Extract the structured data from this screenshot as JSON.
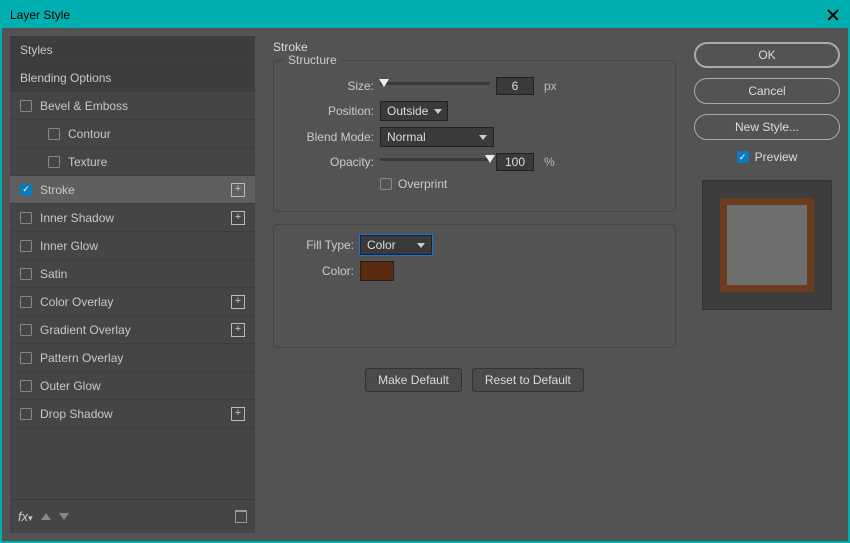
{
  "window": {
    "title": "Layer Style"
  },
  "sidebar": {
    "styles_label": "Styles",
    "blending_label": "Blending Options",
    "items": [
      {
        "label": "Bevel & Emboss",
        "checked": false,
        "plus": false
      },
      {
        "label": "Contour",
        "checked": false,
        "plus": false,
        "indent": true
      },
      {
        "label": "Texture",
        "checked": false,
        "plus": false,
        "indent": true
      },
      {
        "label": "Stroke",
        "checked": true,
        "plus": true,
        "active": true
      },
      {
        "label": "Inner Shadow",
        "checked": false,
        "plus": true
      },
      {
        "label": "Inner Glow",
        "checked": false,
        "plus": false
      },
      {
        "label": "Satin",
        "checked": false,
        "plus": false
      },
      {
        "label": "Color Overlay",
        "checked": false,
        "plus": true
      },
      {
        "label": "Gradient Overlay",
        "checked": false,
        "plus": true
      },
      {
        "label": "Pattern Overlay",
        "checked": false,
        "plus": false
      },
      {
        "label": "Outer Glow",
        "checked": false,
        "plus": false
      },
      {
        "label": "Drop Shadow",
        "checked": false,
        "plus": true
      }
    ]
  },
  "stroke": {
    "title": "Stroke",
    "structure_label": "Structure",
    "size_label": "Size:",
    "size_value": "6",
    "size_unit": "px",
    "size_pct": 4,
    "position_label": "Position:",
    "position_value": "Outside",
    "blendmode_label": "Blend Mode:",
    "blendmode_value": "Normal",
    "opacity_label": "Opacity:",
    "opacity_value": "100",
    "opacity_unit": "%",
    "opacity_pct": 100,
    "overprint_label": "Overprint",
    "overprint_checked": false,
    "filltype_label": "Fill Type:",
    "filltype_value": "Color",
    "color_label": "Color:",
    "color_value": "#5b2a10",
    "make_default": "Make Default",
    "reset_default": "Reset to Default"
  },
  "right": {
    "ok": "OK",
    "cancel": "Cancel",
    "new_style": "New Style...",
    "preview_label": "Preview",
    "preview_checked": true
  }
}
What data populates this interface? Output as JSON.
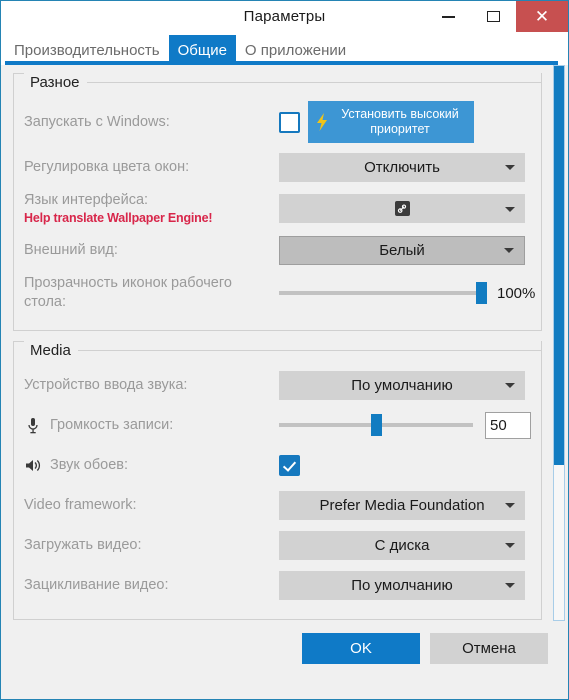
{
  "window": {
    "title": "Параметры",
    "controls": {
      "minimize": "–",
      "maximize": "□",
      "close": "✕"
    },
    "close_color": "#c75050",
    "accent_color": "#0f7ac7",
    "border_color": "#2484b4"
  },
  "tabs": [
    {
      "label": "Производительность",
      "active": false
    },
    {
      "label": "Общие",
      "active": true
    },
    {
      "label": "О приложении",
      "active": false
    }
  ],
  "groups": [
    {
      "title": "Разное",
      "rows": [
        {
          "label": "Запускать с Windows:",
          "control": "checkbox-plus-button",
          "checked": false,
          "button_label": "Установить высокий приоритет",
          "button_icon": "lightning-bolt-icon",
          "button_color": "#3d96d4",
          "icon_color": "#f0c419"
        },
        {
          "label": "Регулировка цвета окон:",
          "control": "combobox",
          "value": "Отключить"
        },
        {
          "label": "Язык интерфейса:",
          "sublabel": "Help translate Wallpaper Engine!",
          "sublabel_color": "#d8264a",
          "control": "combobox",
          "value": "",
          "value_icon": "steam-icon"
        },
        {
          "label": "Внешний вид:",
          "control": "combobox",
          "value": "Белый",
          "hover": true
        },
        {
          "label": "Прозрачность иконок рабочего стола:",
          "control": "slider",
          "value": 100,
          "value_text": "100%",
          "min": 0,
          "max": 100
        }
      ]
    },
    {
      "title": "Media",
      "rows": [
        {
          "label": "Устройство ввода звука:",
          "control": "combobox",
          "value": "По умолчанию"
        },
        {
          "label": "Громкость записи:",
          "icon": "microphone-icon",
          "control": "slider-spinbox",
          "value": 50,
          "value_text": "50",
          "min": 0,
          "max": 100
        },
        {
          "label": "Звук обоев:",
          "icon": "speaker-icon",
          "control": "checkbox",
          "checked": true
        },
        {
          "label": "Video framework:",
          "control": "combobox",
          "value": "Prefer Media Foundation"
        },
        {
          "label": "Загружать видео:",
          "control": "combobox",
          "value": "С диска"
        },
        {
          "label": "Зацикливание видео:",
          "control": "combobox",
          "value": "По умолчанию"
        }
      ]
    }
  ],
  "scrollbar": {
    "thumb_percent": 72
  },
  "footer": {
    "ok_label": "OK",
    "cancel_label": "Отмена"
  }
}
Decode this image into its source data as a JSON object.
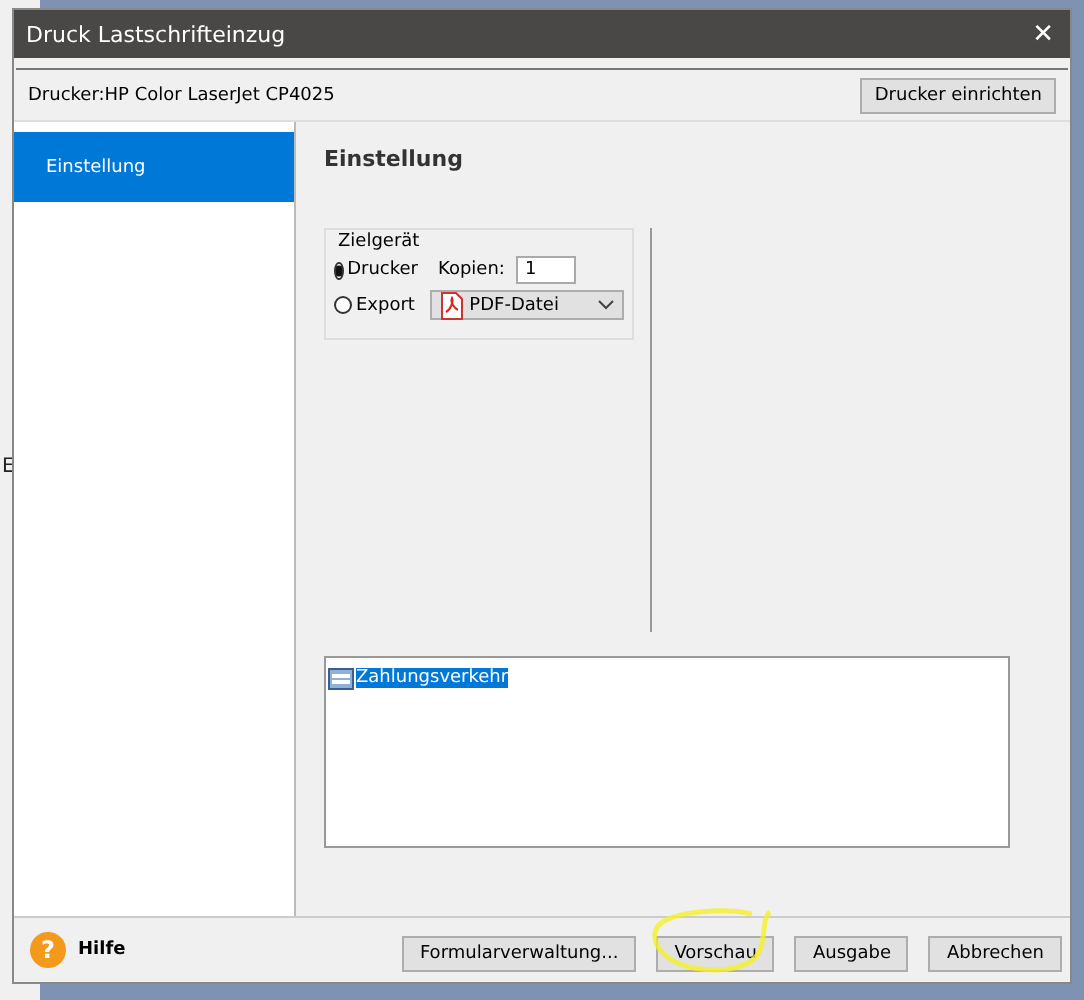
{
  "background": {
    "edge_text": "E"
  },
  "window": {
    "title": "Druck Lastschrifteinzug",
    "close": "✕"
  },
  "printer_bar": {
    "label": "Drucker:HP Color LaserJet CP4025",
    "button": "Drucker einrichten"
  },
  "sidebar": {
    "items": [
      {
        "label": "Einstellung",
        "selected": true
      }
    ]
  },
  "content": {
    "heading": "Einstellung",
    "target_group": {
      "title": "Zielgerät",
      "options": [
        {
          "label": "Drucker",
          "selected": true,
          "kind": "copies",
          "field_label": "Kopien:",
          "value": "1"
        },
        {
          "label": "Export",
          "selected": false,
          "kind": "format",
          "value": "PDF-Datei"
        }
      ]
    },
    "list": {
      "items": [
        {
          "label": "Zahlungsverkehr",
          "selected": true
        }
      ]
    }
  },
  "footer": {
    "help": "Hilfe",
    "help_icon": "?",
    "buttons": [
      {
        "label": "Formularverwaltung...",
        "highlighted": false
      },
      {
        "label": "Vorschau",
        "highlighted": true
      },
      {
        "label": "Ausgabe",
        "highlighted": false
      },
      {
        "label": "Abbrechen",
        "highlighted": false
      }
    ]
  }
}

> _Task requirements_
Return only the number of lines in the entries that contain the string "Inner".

> _The completed task_
2